Summer rains, which brought record floods and crops after years of drought, are the cause of the current scourge. The areas most affected by the drought that have characterized the past few years in particular suffer from it: mice can survive droughts and reproduce quickly when there is plenty of food and water again. The reproductive cycle of mice is early and rapid: they generally begin to breed at six weeks and give birth to six to ten young every 19-21 days. After giving birth, the female can immediately become pregnant with the next litter. Thus, in the most populous state of New South Wales, among the hardest hit by fires, droughts and floods, millions of rats run through the fields and enter homes day and night, devouring all the food they find, damaging clothes and biting people, even the sick in hospital beds, as well as invading classrooms.
Rats cause another, more dangerous, invasion: the invasion of snakes, in particular the species, one of the most venomous, known as the brown snake in eastern Australia. The abundance of rodents, their preferred prey, prevented the natural cycle of hibernation for reptiles that are now ubiquitous, and the constant hunting of mice, on the streets, in homes and stores. If the snakes are well fed, they will multiply more and more, causing fear of a new plague in the coming months. To get rid of what many now consider a real nightmare, citizens are striving hard in the hope that they will be able to get rid of harmful carnivores.
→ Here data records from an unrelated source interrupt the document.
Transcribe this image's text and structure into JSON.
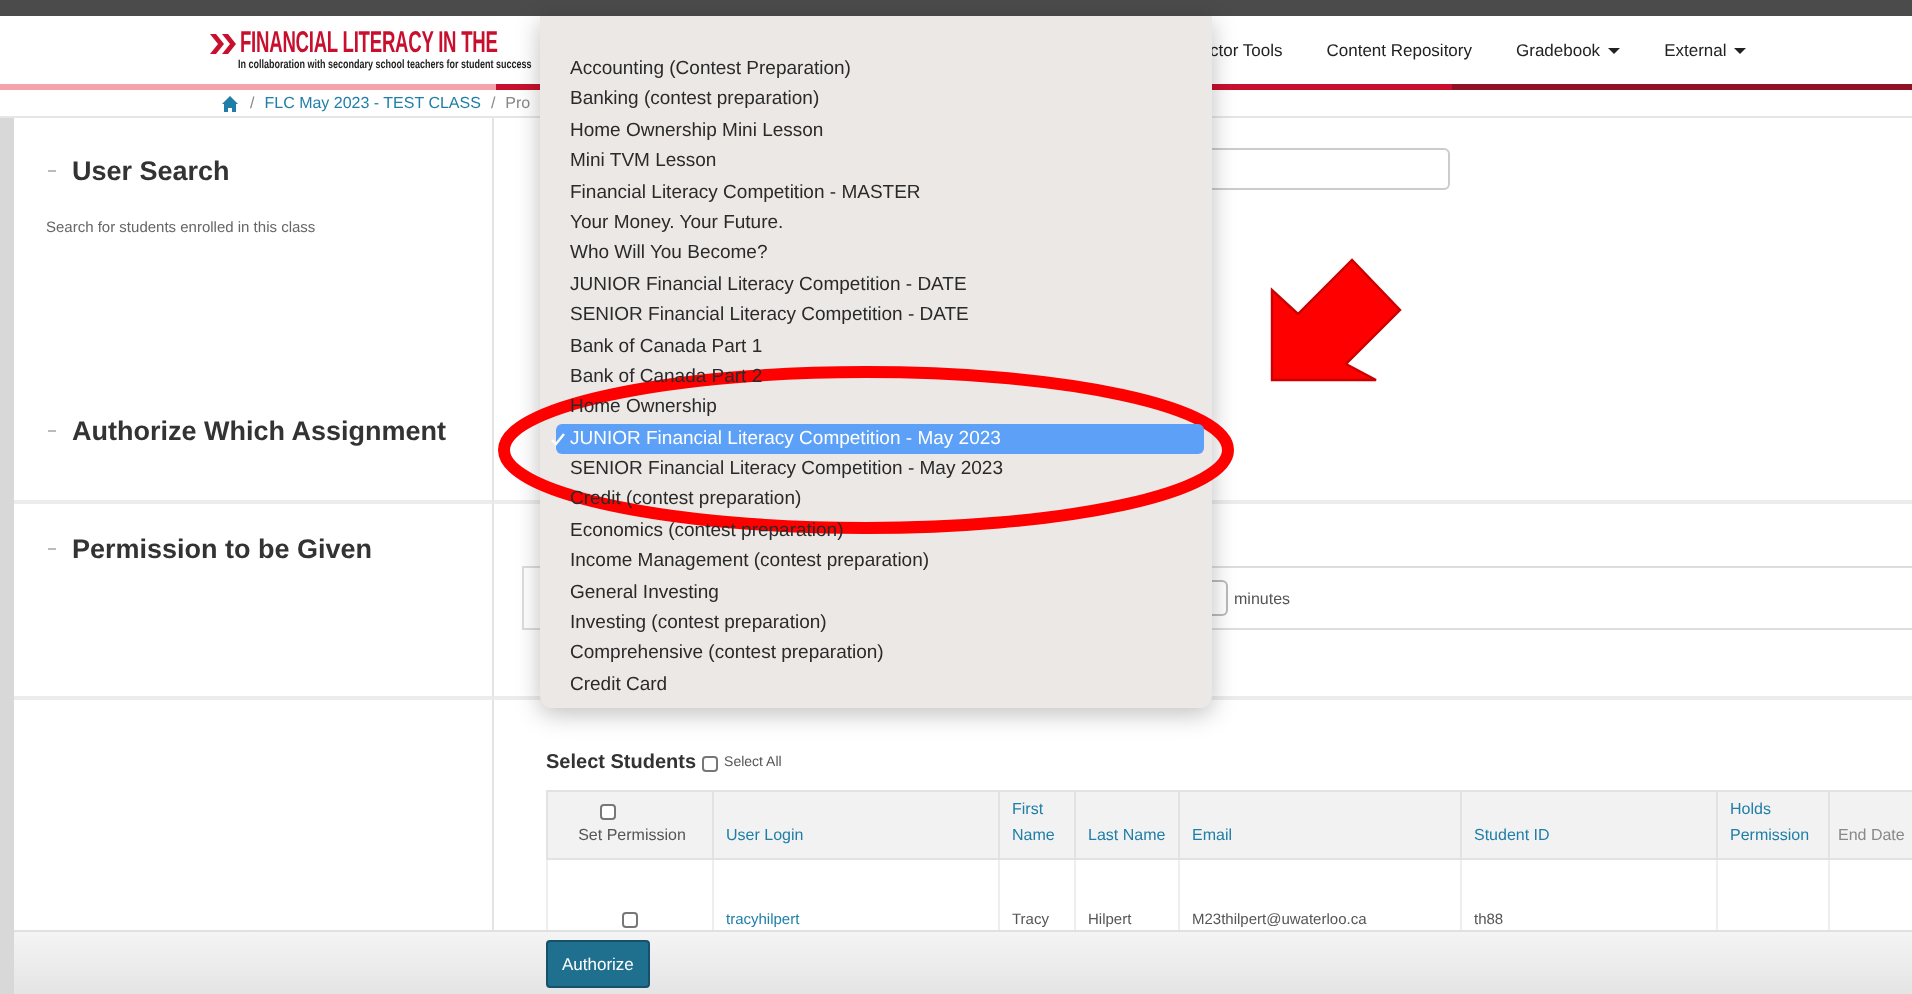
{
  "header": {
    "logo_title": "FINANCIAL LITERACY IN THE",
    "logo_subtitle": "In collaboration with secondary school teachers for student success",
    "nav": [
      {
        "label": "ctor Tools",
        "dropdown": false
      },
      {
        "label": "Content Repository",
        "dropdown": false
      },
      {
        "label": "Gradebook",
        "dropdown": true
      },
      {
        "label": "External",
        "dropdown": true
      }
    ]
  },
  "breadcrumb": {
    "separator": "/",
    "items": [
      "FLC May 2023 - TEST CLASS",
      "Pro"
    ]
  },
  "sections": [
    {
      "title": "User Search",
      "description": "Search for students enrolled in this class"
    },
    {
      "title": "Authorize Which Assignment"
    },
    {
      "title": "Permission to be Given"
    }
  ],
  "permission": {
    "unit": "minutes"
  },
  "assignment_menu": {
    "items": [
      {
        "label": "Accounting (Contest Preparation)",
        "selected": false
      },
      {
        "label": "Banking (contest preparation)",
        "selected": false
      },
      {
        "label": "Home Ownership Mini Lesson",
        "selected": false
      },
      {
        "label": "Mini TVM Lesson",
        "selected": false
      },
      {
        "label": "Financial Literacy Competition - MASTER",
        "selected": false
      },
      {
        "label": "Your Money. Your Future.",
        "selected": false
      },
      {
        "label": "Who Will You Become?",
        "selected": false
      },
      {
        "label": "JUNIOR Financial Literacy Competition - DATE",
        "selected": false
      },
      {
        "label": "SENIOR Financial Literacy Competition - DATE",
        "selected": false
      },
      {
        "label": "Bank of Canada Part 1",
        "selected": false
      },
      {
        "label": "Bank of Canada Part 2",
        "selected": false
      },
      {
        "label": "Home Ownership",
        "selected": false
      },
      {
        "label": "JUNIOR Financial Literacy Competition - May 2023",
        "selected": true
      },
      {
        "label": "SENIOR Financial Literacy Competition - May 2023",
        "selected": false
      },
      {
        "label": "Credit (contest preparation)",
        "selected": false
      },
      {
        "label": "Economics (contest preparation)",
        "selected": false
      },
      {
        "label": "Income Management (contest preparation)",
        "selected": false
      },
      {
        "label": "General Investing",
        "selected": false
      },
      {
        "label": "Investing (contest preparation)",
        "selected": false
      },
      {
        "label": "Comprehensive (contest preparation)",
        "selected": false
      },
      {
        "label": "Credit Card",
        "selected": false
      }
    ]
  },
  "select_students": {
    "title": "Select Students",
    "select_all": {
      "label": "Select All",
      "checked": false
    }
  },
  "table": {
    "columns": [
      {
        "label": "Set Permission",
        "kind": "check",
        "checked": false
      },
      {
        "label": "User Login",
        "kind": "link"
      },
      {
        "label": "First Name",
        "kind": "link"
      },
      {
        "label": "Last Name",
        "kind": "link"
      },
      {
        "label": "Email",
        "kind": "link"
      },
      {
        "label": "Student ID",
        "kind": "link"
      },
      {
        "label": "Holds Permission",
        "kind": "link"
      },
      {
        "label": "End Date",
        "kind": "plain"
      }
    ],
    "rows": [
      {
        "cells": [
          {
            "kind": "check",
            "checked": false
          },
          {
            "kind": "link",
            "text": "tracyhilpert"
          },
          {
            "kind": "text",
            "text": "Tracy"
          },
          {
            "kind": "text",
            "text": "Hilpert"
          },
          {
            "kind": "text",
            "text": "M23thilpert@uwaterloo.ca"
          },
          {
            "kind": "text",
            "text": "th88"
          }
        ]
      }
    ]
  },
  "authorize_button": "Authorize"
}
First of all, they had to secure their food reserves inside closed boxes and their clothes in enclosed spaces containing a metallic substance that irritated mice. To avoid their nocturnal attack, the feet of the beds are placed in buckets of water or sand, in the hope that the expulsion method will work.
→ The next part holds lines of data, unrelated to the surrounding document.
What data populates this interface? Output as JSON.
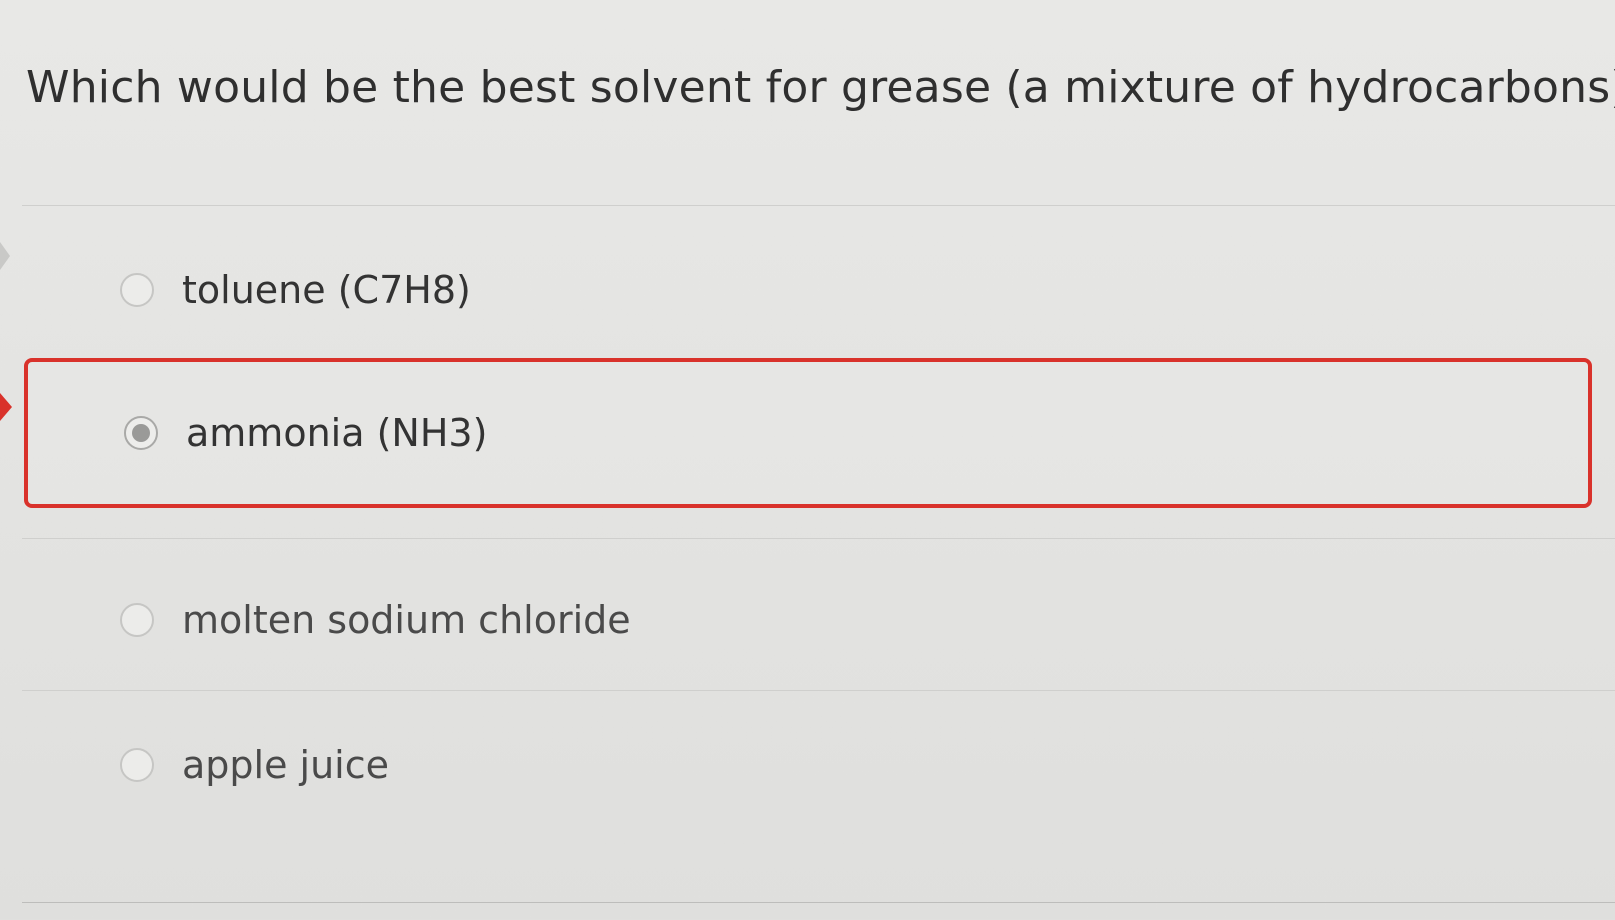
{
  "question": {
    "text": "Which would be the best solvent for grease (a mixture of hydrocarbons)"
  },
  "options": [
    {
      "label": "toluene (C7H8)",
      "selected": false
    },
    {
      "label": "ammonia (NH3)",
      "selected": true
    },
    {
      "label": "molten sodium chloride",
      "selected": false
    },
    {
      "label": "apple juice",
      "selected": false
    }
  ],
  "colors": {
    "selection_border": "#d9322b",
    "background": "#e6e6e4",
    "text": "#333333"
  },
  "icons": {
    "radio": "radio-button-icon",
    "marker": "chevron-right-icon"
  }
}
Booming in demand, traps and poisons are nowhere to be found in many locations, forcing residents to devise DIY solutions, including water traps, and engaging domestic cats in combat. Bradley Wilshire, a farmer near Dubbo, 400km northwest of Sydney, caught more than 500 mice in one night, then shared details of how he built the bucket trap they got stuck in. Manufacturers of rat bait have also been given permission to double the lethality of their products, although this risks poisoning other animals as well, starting with the cats themselves, which eat poisonous rats. In addition to the physical damage, the emotional and psychological impact of the invasion from which it is difficult to defend oneself is beginning to cause anxiety, the end of which is not envisaged at the moment.